Task brief => Your reply should reproduce each entry exactly and contain no pictures.

Data supplied =>
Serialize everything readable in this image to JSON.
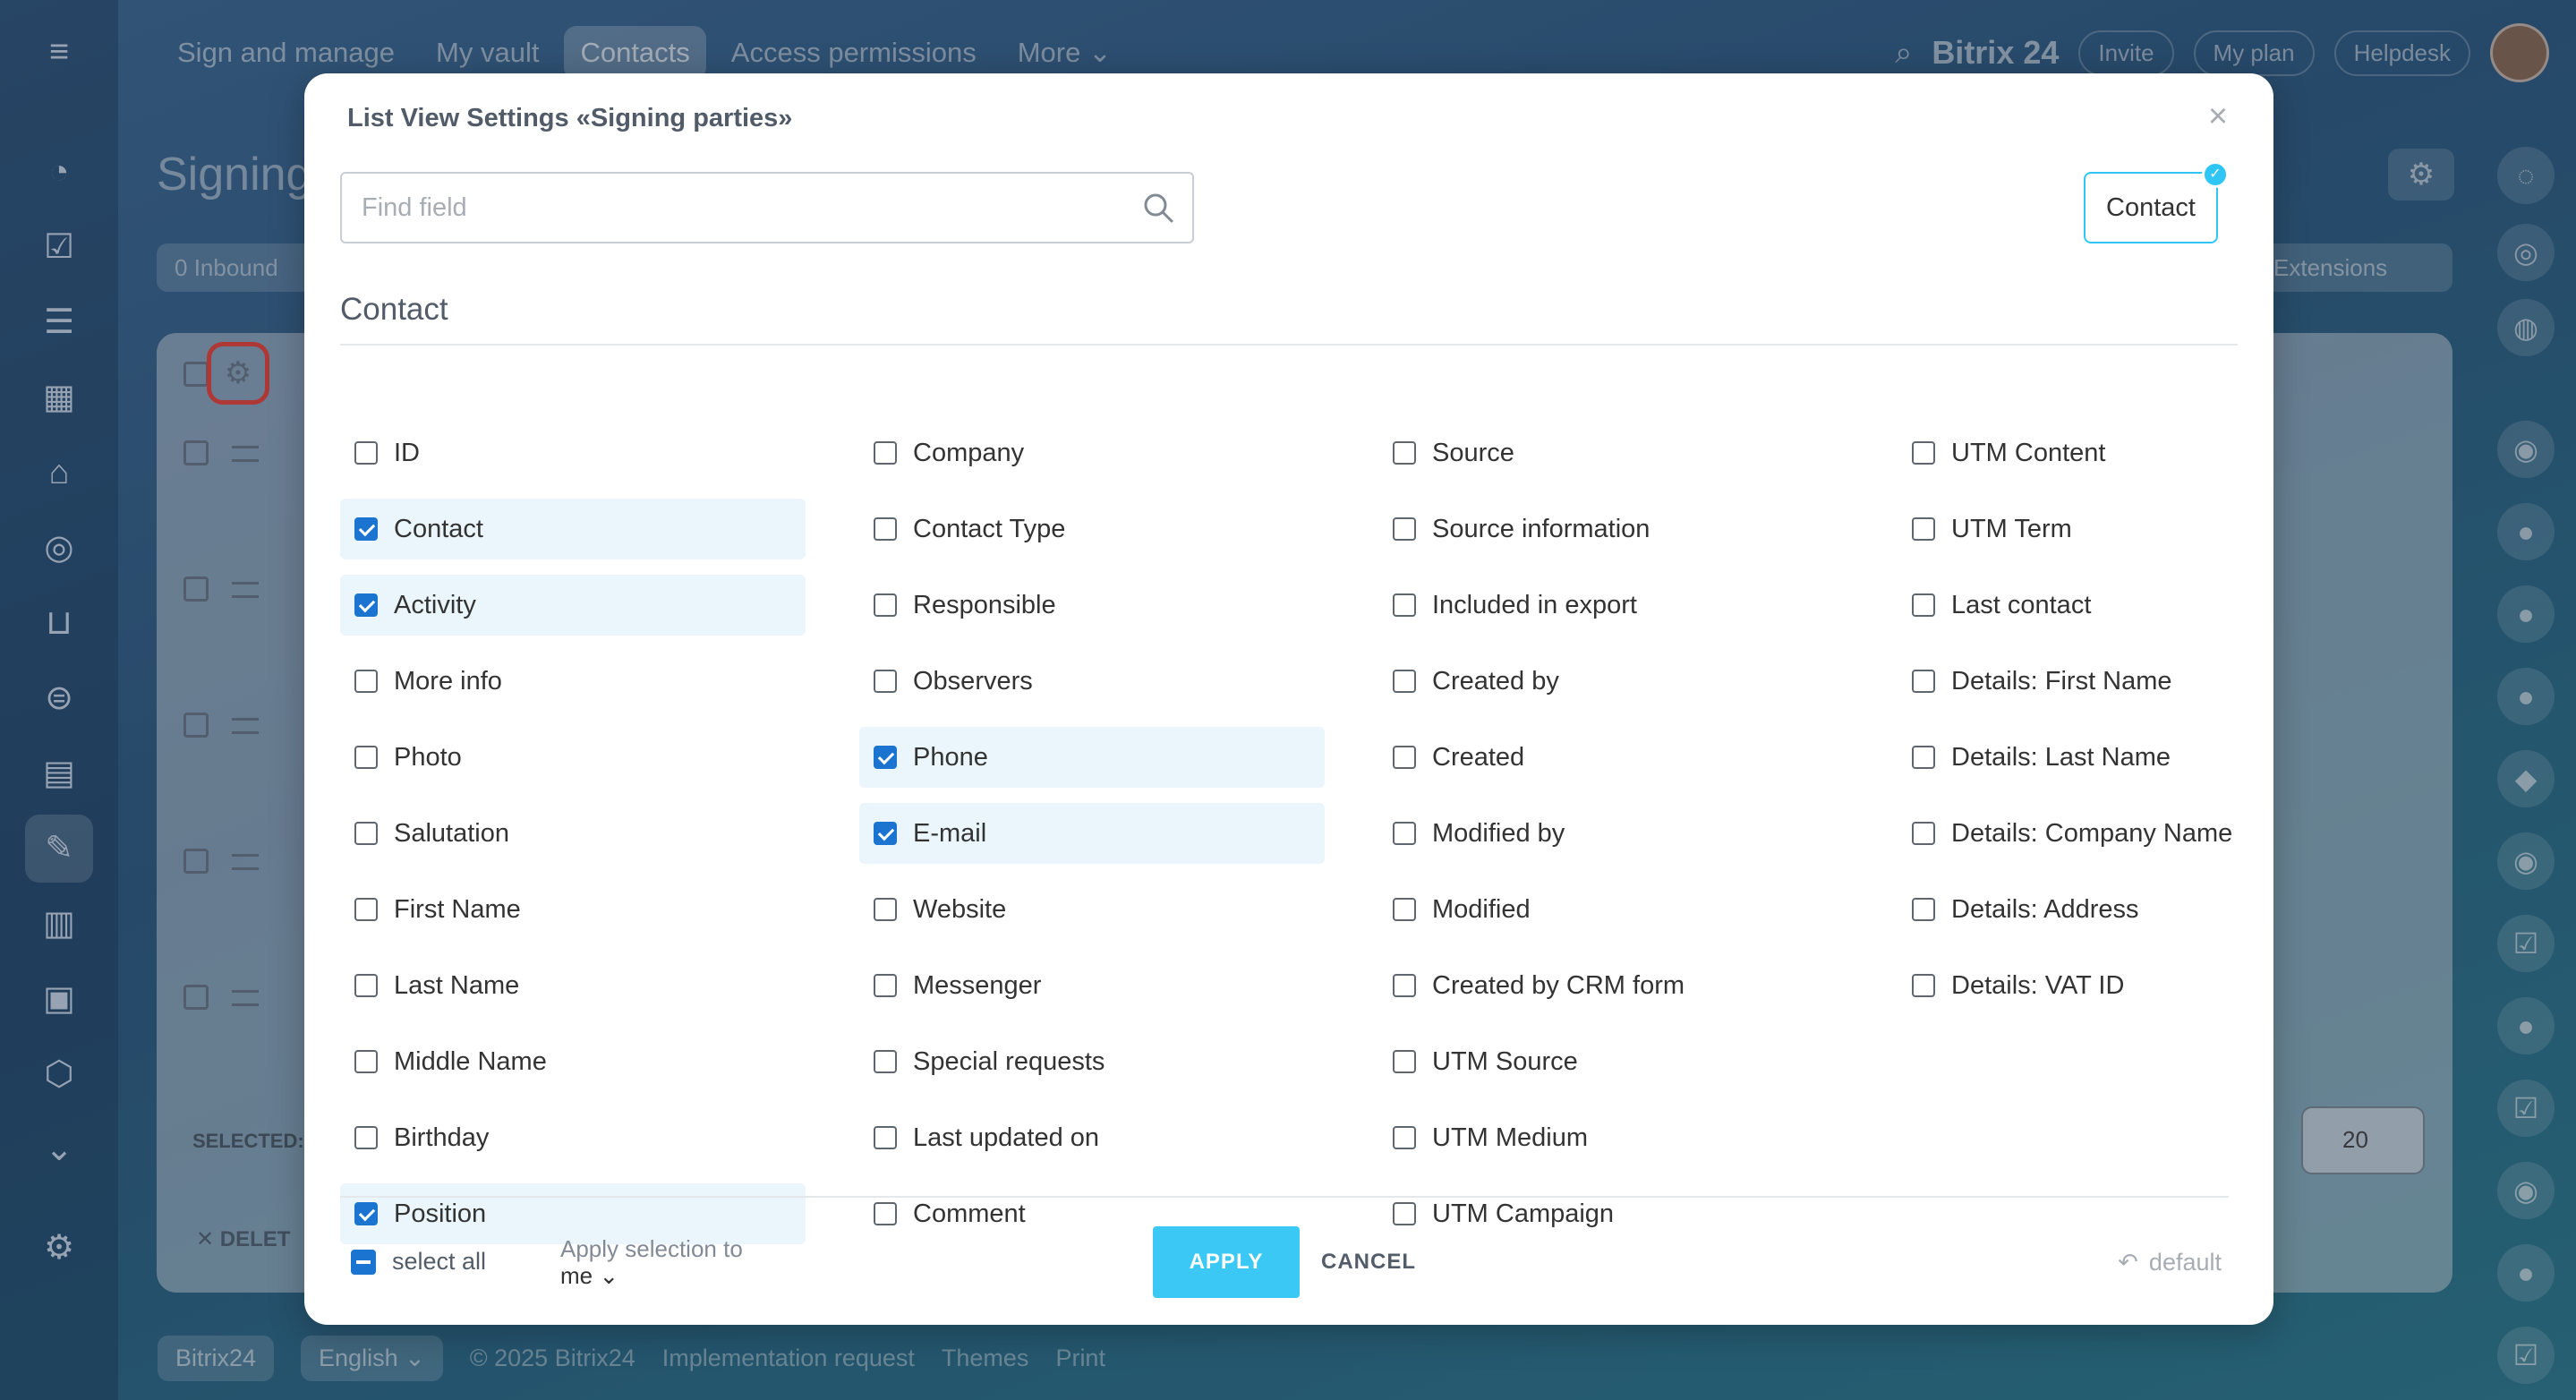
{
  "background": {
    "nav": [
      "Sign and manage",
      "My vault",
      "Contacts",
      "Access permissions",
      "More"
    ],
    "active_nav": "Contacts",
    "brand": "Bitrix 24",
    "top_buttons": [
      "Invite",
      "My plan",
      "Helpdesk"
    ],
    "page_title": "Signing",
    "inbound_count": "0",
    "inbound_label": "Inbound",
    "extensions_label": "Extensions",
    "selected_label": "SELECTED:",
    "delete_label": "DELET",
    "page_size": "20",
    "footer": {
      "brand": "Bitrix24",
      "language": "English",
      "copyright": "© 2025 Bitrix24",
      "links": [
        "Implementation request",
        "Themes",
        "Print"
      ]
    }
  },
  "modal": {
    "title": "List View Settings «Signing parties»",
    "search_placeholder": "Find field",
    "entity_tag": "Contact",
    "section_title": "Contact",
    "columns": [
      [
        {
          "label": "ID",
          "checked": false
        },
        {
          "label": "Contact",
          "checked": true
        },
        {
          "label": "Activity",
          "checked": true
        },
        {
          "label": "More info",
          "checked": false
        },
        {
          "label": "Photo",
          "checked": false
        },
        {
          "label": "Salutation",
          "checked": false
        },
        {
          "label": "First Name",
          "checked": false
        },
        {
          "label": "Last Name",
          "checked": false
        },
        {
          "label": "Middle Name",
          "checked": false
        },
        {
          "label": "Birthday",
          "checked": false
        },
        {
          "label": "Position",
          "checked": true
        }
      ],
      [
        {
          "label": "Company",
          "checked": false
        },
        {
          "label": "Contact Type",
          "checked": false
        },
        {
          "label": "Responsible",
          "checked": false
        },
        {
          "label": "Observers",
          "checked": false
        },
        {
          "label": "Phone",
          "checked": true
        },
        {
          "label": "E-mail",
          "checked": true
        },
        {
          "label": "Website",
          "checked": false
        },
        {
          "label": "Messenger",
          "checked": false
        },
        {
          "label": "Special requests",
          "checked": false
        },
        {
          "label": "Last updated on",
          "checked": false
        },
        {
          "label": "Comment",
          "checked": false
        }
      ],
      [
        {
          "label": "Source",
          "checked": false
        },
        {
          "label": "Source information",
          "checked": false
        },
        {
          "label": "Included in export",
          "checked": false
        },
        {
          "label": "Created by",
          "checked": false
        },
        {
          "label": "Created",
          "checked": false
        },
        {
          "label": "Modified by",
          "checked": false
        },
        {
          "label": "Modified",
          "checked": false
        },
        {
          "label": "Created by CRM form",
          "checked": false
        },
        {
          "label": "UTM Source",
          "checked": false
        },
        {
          "label": "UTM Medium",
          "checked": false
        },
        {
          "label": "UTM Campaign",
          "checked": false
        }
      ],
      [
        {
          "label": "UTM Content",
          "checked": false
        },
        {
          "label": "UTM Term",
          "checked": false
        },
        {
          "label": "Last contact",
          "checked": false
        },
        {
          "label": "Details: First Name",
          "checked": false
        },
        {
          "label": "Details: Last Name",
          "checked": false
        },
        {
          "label": "Details: Company Name",
          "checked": false
        },
        {
          "label": "Details: Address",
          "checked": false
        },
        {
          "label": "Details: VAT ID",
          "checked": false
        }
      ]
    ],
    "select_all_label": "select all",
    "apply_selection_label": "Apply selection to",
    "apply_selection_value": "me",
    "apply_label": "APPLY",
    "cancel_label": "CANCEL",
    "default_label": "default"
  },
  "colors": {
    "accent": "#3bc8f5",
    "checkbox_checked": "#1b75d0",
    "checked_row_bg": "#eaf6fb"
  }
}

Expected answer =>
Serialize everything readable in this image to JSON.
{
  "background": {
    "nav": [
      "Sign and manage",
      "My vault",
      "Contacts",
      "Access permissions",
      "More"
    ],
    "active_nav": "Contacts",
    "brand": "Bitrix 24",
    "top_buttons": [
      "Invite",
      "My plan",
      "Helpdesk"
    ],
    "page_title": "Signing",
    "inbound_count": "0",
    "inbound_label": "Inbound",
    "extensions_label": "Extensions",
    "selected_label": "SELECTED:",
    "delete_label": "DELET",
    "page_size": "20",
    "footer": {
      "brand": "Bitrix24",
      "language": "English",
      "copyright": "© 2025 Bitrix24",
      "links": [
        "Implementation request",
        "Themes",
        "Print"
      ]
    }
  },
  "modal": {
    "title": "List View Settings «Signing parties»",
    "search_placeholder": "Find field",
    "entity_tag": "Contact",
    "section_title": "Contact",
    "columns": [
      [
        {
          "label": "ID",
          "checked": false
        },
        {
          "label": "Contact",
          "checked": true
        },
        {
          "label": "Activity",
          "checked": true
        },
        {
          "label": "More info",
          "checked": false
        },
        {
          "label": "Photo",
          "checked": false
        },
        {
          "label": "Salutation",
          "checked": false
        },
        {
          "label": "First Name",
          "checked": false
        },
        {
          "label": "Last Name",
          "checked": false
        },
        {
          "label": "Middle Name",
          "checked": false
        },
        {
          "label": "Birthday",
          "checked": false
        },
        {
          "label": "Position",
          "checked": true
        }
      ],
      [
        {
          "label": "Company",
          "checked": false
        },
        {
          "label": "Contact Type",
          "checked": false
        },
        {
          "label": "Responsible",
          "checked": false
        },
        {
          "label": "Observers",
          "checked": false
        },
        {
          "label": "Phone",
          "checked": true
        },
        {
          "label": "E-mail",
          "checked": true
        },
        {
          "label": "Website",
          "checked": false
        },
        {
          "label": "Messenger",
          "checked": false
        },
        {
          "label": "Special requests",
          "checked": false
        },
        {
          "label": "Last updated on",
          "checked": false
        },
        {
          "label": "Comment",
          "checked": false
        }
      ],
      [
        {
          "label": "Source",
          "checked": false
        },
        {
          "label": "Source information",
          "checked": false
        },
        {
          "label": "Included in export",
          "checked": false
        },
        {
          "label": "Created by",
          "checked": false
        },
        {
          "label": "Created",
          "checked": false
        },
        {
          "label": "Modified by",
          "checked": false
        },
        {
          "label": "Modified",
          "checked": false
        },
        {
          "label": "Created by CRM form",
          "checked": false
        },
        {
          "label": "UTM Source",
          "checked": false
        },
        {
          "label": "UTM Medium",
          "checked": false
        },
        {
          "label": "UTM Campaign",
          "checked": false
        }
      ],
      [
        {
          "label": "UTM Content",
          "checked": false
        },
        {
          "label": "UTM Term",
          "checked": false
        },
        {
          "label": "Last contact",
          "checked": false
        },
        {
          "label": "Details: First Name",
          "checked": false
        },
        {
          "label": "Details: Last Name",
          "checked": false
        },
        {
          "label": "Details: Company Name",
          "checked": false
        },
        {
          "label": "Details: Address",
          "checked": false
        },
        {
          "label": "Details: VAT ID",
          "checked": false
        }
      ]
    ],
    "select_all_label": "select all",
    "apply_selection_label": "Apply selection to",
    "apply_selection_value": "me",
    "apply_label": "APPLY",
    "cancel_label": "CANCEL",
    "default_label": "default"
  },
  "colors": {
    "accent": "#3bc8f5",
    "checkbox_checked": "#1b75d0",
    "checked_row_bg": "#eaf6fb"
  }
}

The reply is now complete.